KEOWN TALKS TACTICS: Marcelo Bielsa will have the odd trick up his sleeve for Leeds’ clash with Liverpool
Arsenal won the FA Cup but could have been out of that competition by half-time in the third round when Leeds visited the Emirates.
Leeds, with a system that should soon become familiar, posed the Premier League side problems. They were fearless and limited Arsenal to 37.2 per cent possession in the first half and a single shot on target.
All Leeds lacked that day was a finishing touch. Patrick Bamford came closest, smashing a shot on to the bar after intricate passing in the final third.
Leeds almost knocked eventual winner Arsenal out of the FA Cup last season in the third round
But the tie, which Arsenal won 1-0, showed what Leeds are about. They attacked in numbers and set traps to win the ball back with Arsenal’s midfielders put under incredible pressure. There was one moment when Rob Holding tried to find Granit Xhaka, only for Mateusz Klich to pounce. Leeds won the ball and broke, resulting in a shot by Bamford.

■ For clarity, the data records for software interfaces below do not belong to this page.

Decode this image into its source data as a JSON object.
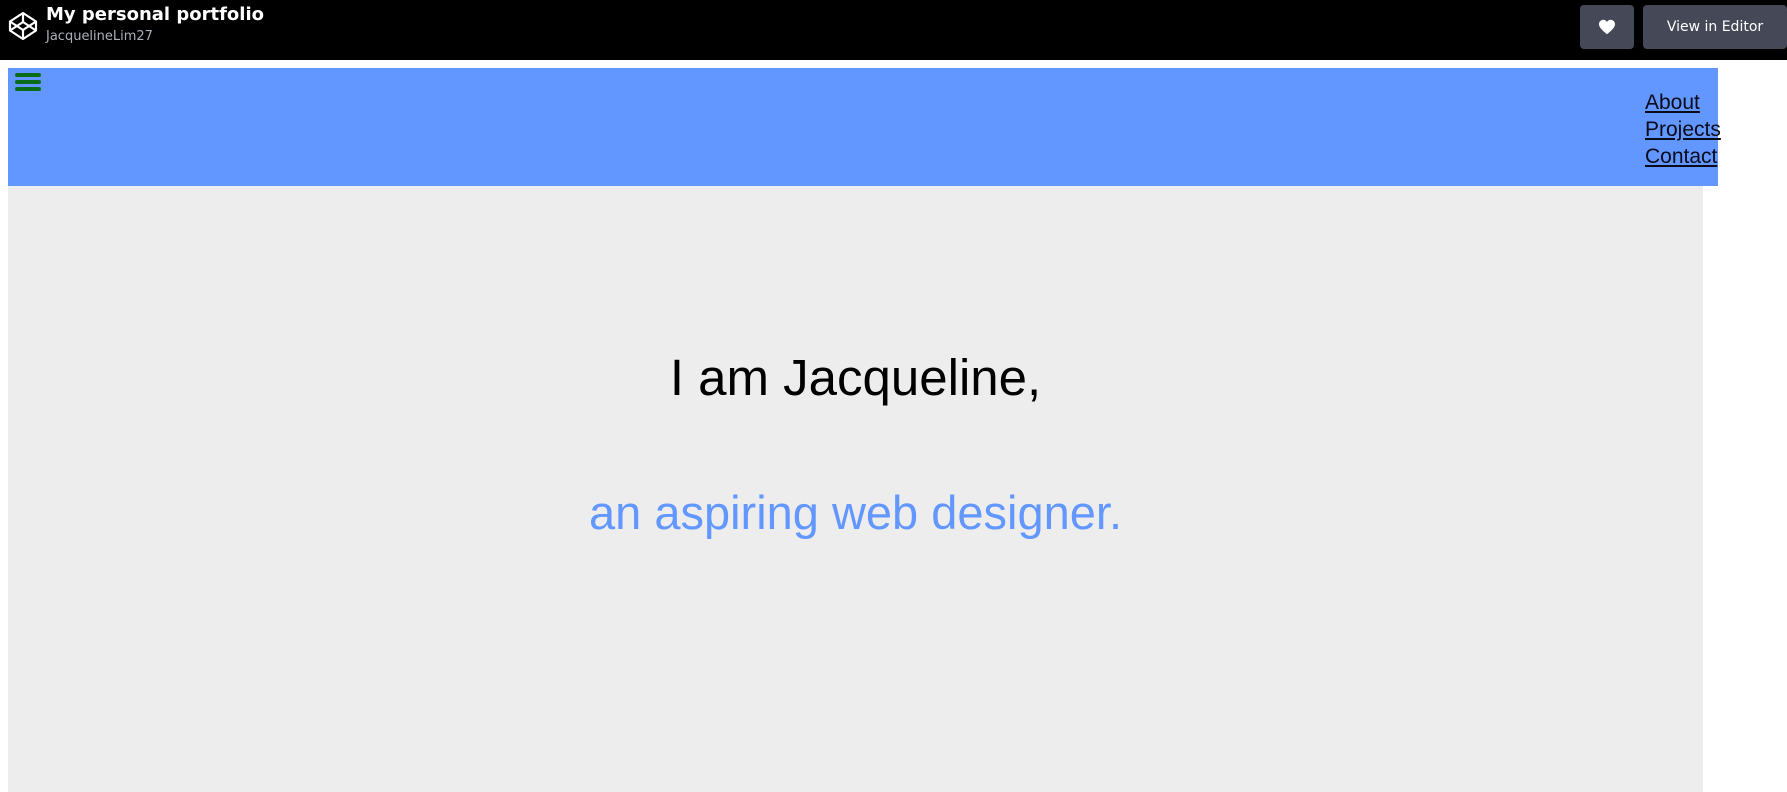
{
  "topbar": {
    "title": "My personal portfolio",
    "author": "JacquelineLim27",
    "heart_icon": "heart-icon",
    "view_editor_label": "View in Editor",
    "logo_icon": "codepen-logo-icon"
  },
  "site": {
    "header_color": "#6297ff",
    "menu_icon": "hamburger-icon",
    "nav": [
      {
        "label": "About"
      },
      {
        "label": "Projects"
      },
      {
        "label": "Contact"
      }
    ]
  },
  "hero": {
    "heading": "I am Jacqueline,",
    "tagline": "an aspiring web designer.",
    "tagline_color": "#6297ff",
    "background": "#ededed"
  }
}
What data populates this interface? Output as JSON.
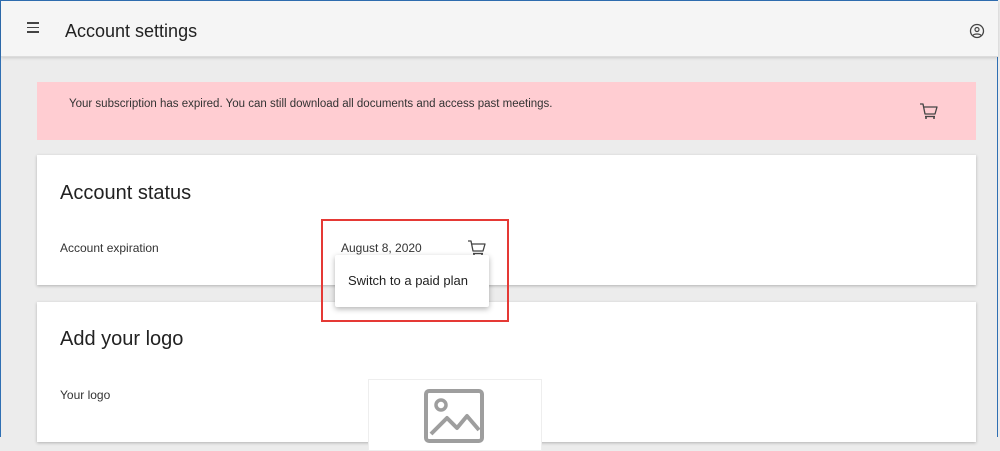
{
  "appbar": {
    "title": "Account settings",
    "menu_icon": "menu-icon",
    "account_icon": "account-circle-icon"
  },
  "banner": {
    "message": "Your subscription has expired. You can still download all documents and access past meetings.",
    "icon": "cart-icon",
    "background": "#ffcdd2"
  },
  "account_status": {
    "title": "Account status",
    "expiration_label": "Account expiration",
    "expiration_value": "August 8, 2020",
    "icon": "cart-icon",
    "tooltip": "Switch to a paid plan"
  },
  "logo_section": {
    "title": "Add your logo",
    "logo_label": "Your logo",
    "placeholder_icon": "image-icon"
  },
  "colors": {
    "highlight": "#e53935",
    "background": "#ececec"
  }
}
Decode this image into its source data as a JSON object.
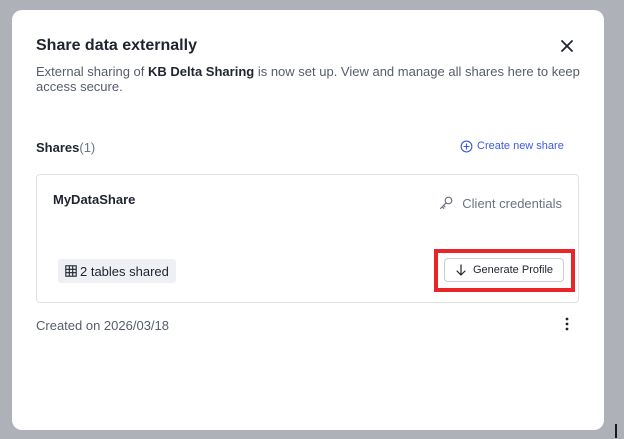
{
  "dialog": {
    "title": "Share data externally",
    "description_before": "External sharing of ",
    "description_bold": "KB Delta Sharing",
    "description_after": " is now set up. View and manage all shares here to keep access secure."
  },
  "shares": {
    "label": "Shares",
    "count": "(1)",
    "create_label": "Create new share"
  },
  "share": {
    "name": "MyDataShare",
    "credentials_label": "Client credentials",
    "tables_badge": "2 tables shared",
    "generate_label": "Generate Profile",
    "created": "Created on 2026/03/18"
  },
  "icons": {
    "close": "close-icon",
    "create": "plus-circle-icon",
    "credentials": "key-icon",
    "tables": "table-icon",
    "generate": "arrow-down-icon",
    "more": "more-vertical-icon"
  },
  "colors": {
    "accent": "#3b5bdb",
    "highlight": "#e8262a",
    "overlay": "#aeb2b8"
  }
}
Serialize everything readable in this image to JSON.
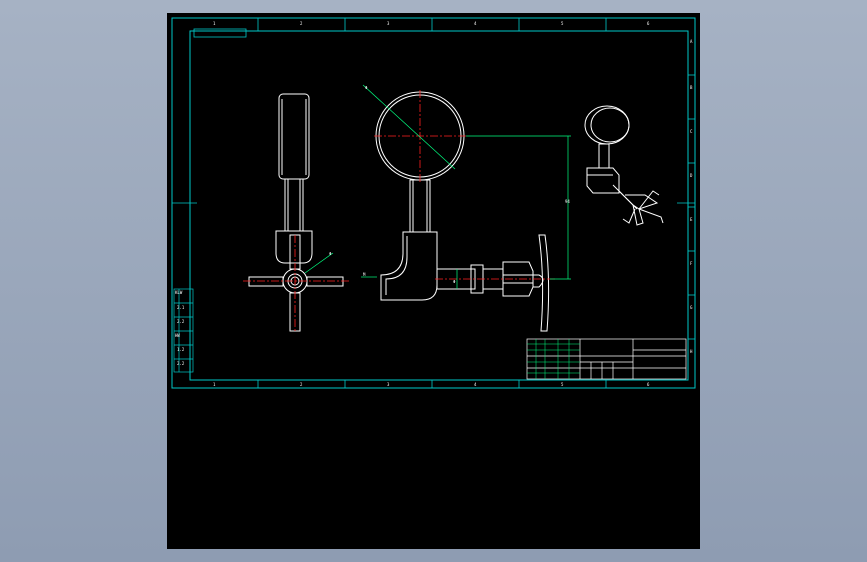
{
  "viewer": {
    "background": "#000000",
    "frame_color": "#00c8c8",
    "geometry_color": "#ffffff",
    "centerline_color": "#ff2020",
    "dimension_color": "#00ff80"
  },
  "border_zones": {
    "columns": [
      "1",
      "2",
      "3",
      "4",
      "5",
      "6"
    ],
    "rows": [
      "A",
      "B",
      "C",
      "D",
      "E",
      "F",
      "G",
      "H"
    ]
  },
  "dimensions": {
    "gauge_diameter": "Φ",
    "knob_diameter": "Φ",
    "shaft": "Φ",
    "fitting": "M",
    "vertical": "94"
  },
  "side_table": [
    "KLW",
    "2.1",
    "2.2",
    "HW",
    "1.2",
    "2.2"
  ]
}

That is the Marcelo Bielsa press in action. Jurgen Klopp likes to stand on the halfway line and watch the opposition players warm up – he openly spies on you! Bielsa will rock up at Anfield, sit on that bucket of his and feel he belongs at this level.
Bielsa’s formation is listed as 4-1-4-1 but this can change mid-match with so many moving parts, depending on if they are in or out of possession.
If full backs Luke Ayling and Stuart Dallas fly forward and leave behind their centre backs, midfield sitter Kalvin Phillips can drop to make it a three-man defence. Great flexibility.
Leeds attacked in numbers in the tie and set clever traps to win the ball back at the Emirates
IMAGINE NO POSSESSION
Leeds averaged 64 per cent possession in the Championship last season. Naturally it will be more difficult to dominate the ball in the Premier League. Liverpool will not sit back like some of Leeds’ Championship opponents did. As defending champions at Anfield, they will want to take the game to the visitors.
Liverpool opened the last campaign with a 4-1 win over Norwich City, the winners of the previous season’s Championship. But Leeds will have studied how others, such as Atletico Madrid in the Champions League, got the better of Liverpool last season.
Diego Simeone’s side pinned back full backs Andrew Robertson and Trent Alexander-Arnold, and succeeded in splitting forwards Mohamed Salah and Roberto Firmino. Salah and Firmino did not exchange a single pass in the last-16 first leg and Liverpool didn’t muster a shot on target as they lost 1-0.
In their 3-0 loss to Watford, Dejan Lovren was targeted and the soon-to-be Premier League champions made uncharacteristic mistakes. It would be difficult for Leeds to simply target Joe Gomez because a lot of his attributes are as strong as those of Virgil van Dijk.
Liverpool opened last term by downing Norwich but Leeds will have studied how to beat them
Liverpool will not sit back on Saturday at Anfield like some of Leeds’ Championship opponents
PHILLIPS THE DYNAMO
Phillips, as the deep midfielder in front of Bielsa’s defence, might be Leeds’ most important player. He impressed Gareth Southgate enough to earn an England call-up and made his debut this week against Denmark.
His performance wasn’t spectacular, it has to be said, but he wasn’t in his usual position. He was used alongside Declan Rice in midfield. Yet he is vital to Bielsa. Phillips is used to hearing his captain and centre back Liam Cooper yelling at him not to leave too large a gap.
I used to do that – Gilberto Silva has told me he can still hear my voice ringing in his ears when he goes to bed! You don’t want a big area to develop in front of your defence.
Leeds’ new centre back partnership of Cooper and £13million summer signing Robin Koch will have their hands full looking after Liverpool’s inside forwards, Sadio Mane and Salah. Phillips must help deal with Firmino, who drops deep and links play. When the Leeds midfielder wins the ball, he can then look to hand it over to someone who can do something creative with it, such as Pablo Hernandez.
Phillips, as the deep midfielder in front of the defence, might be Leeds’ most important player
Saturday is a big day for Leeds fans. The club was brought to its knees as they went from Champions League semi-finalists in 2001 to relegated from the Premier League in 2004.
It hurt the city, which I’ve always considered a hotbed of football. Now they’re back from that nightmare and back in the big time, with a well-respected manager.
And Bielsa may have a surprise up his sleeve.